When it came to defining Wuffred's physical attributes, again, I associated some of his appearance with my own. I'm a white male. When I was younger, I was thin but had some muscle. I wanted Wuffred to appear to be around the same age as Riorik and Nordahs, even though humans and elves have drastically different lifespans and age at wildly different rates. Wuffred, as someone in his late teens or early twenties, looked to be of similar age as his elven friends but in reality, they were decades, perhaps even centuries, older than him. The blonde hair I sported as a child has since turned brown and so Hugh got brown hair. I made him look like a generic human with a few minor characteristics that he would share with me.
Some might question my desire to make Hugh a white male and make an argument that my being white, making my character white was either an intentional or unintentional attempt at not including humans of other colors in my story. Or "whitewashing" my story to exclude others of another ethnicity. Well, the truth is the opposite of that. While I recognize and appreciate the fact that humans come in a variety of skin tones, I made a very conscious decision to make Hugh white to demonstrate that any animosity aimed toward him by the elves had nothing to do with his skin tone but entirely just about the fact that he was not one of them. With Riorik, Nordahs, and most of the other elves having been described as being light-skinned, I wanted Hugh to have a similar skin tone but still be ostracized by the society around him. I wanted the conflict around him to transcend the simple argument of color. I wanted to demonstrate that social biases can be about more than just skin tone. How Riorik was shunned by his people because of a negative social stigma projected upon him because of the actions of a family member.
When it came time to develop Hugh's personality, I based a lot of his initial emotions and reactions on what I would anticipate someone lonely and desperate for friendship to be like. He was hesitant to engage anyone but once he, Riorik, and Nordahs had gotten over that awkward hump on their path to friendship that he was entirely devoted to his new friends and would voraciously defend the integrity and safety of the few people who accepted him despite their differences. Race was not a condition or consideration in his friendship with Riorik and Nordahs. Hugh looked beyond the racial differences to trust and love his elven friends. The trio shared a mutual respect for one another.

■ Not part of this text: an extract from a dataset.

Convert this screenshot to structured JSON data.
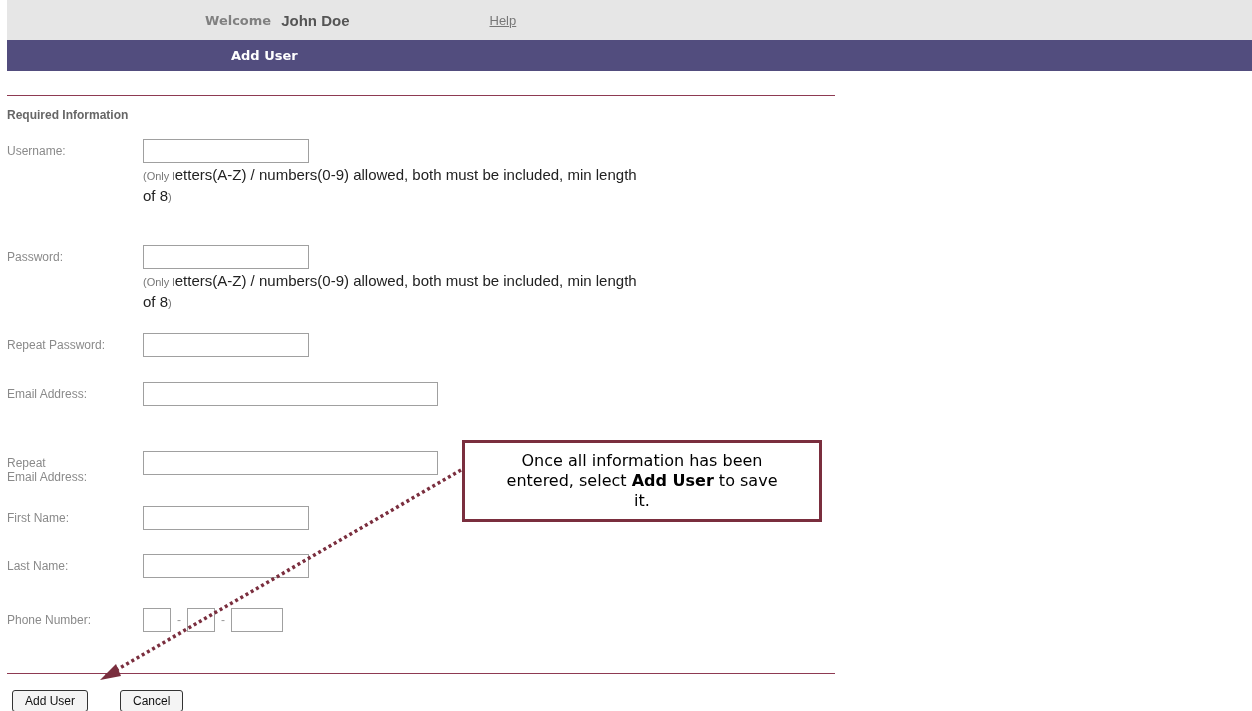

As the story progressed, it was revealed that Hugh was a berserker, a being capable of extreme strength when angry like The Hulk. Berserkers are a somewhat common type of person in many fantasy settings and one that I particularly enjoyed in a classic anime called The Record of Lodoss War. The unbridled fury and ever-present danger to those around a berserker made the idea of including a berserker tantalizing. Hugh's uncontrollable rage would open the door to a wealth of possibilities in the story and would eventually be the foundation of the group's departure from the ranger's guild.
Later parts of the story explore Hugh's desire for love and his connection to a special someone. But even that relationship is based on a meshing of races that are canonically at odds. If friendship is not limited by something so base as race then why should love be any different?
Character art by Josie Hanna
Previous entries in this series:
I still haven’t emotionally recovered.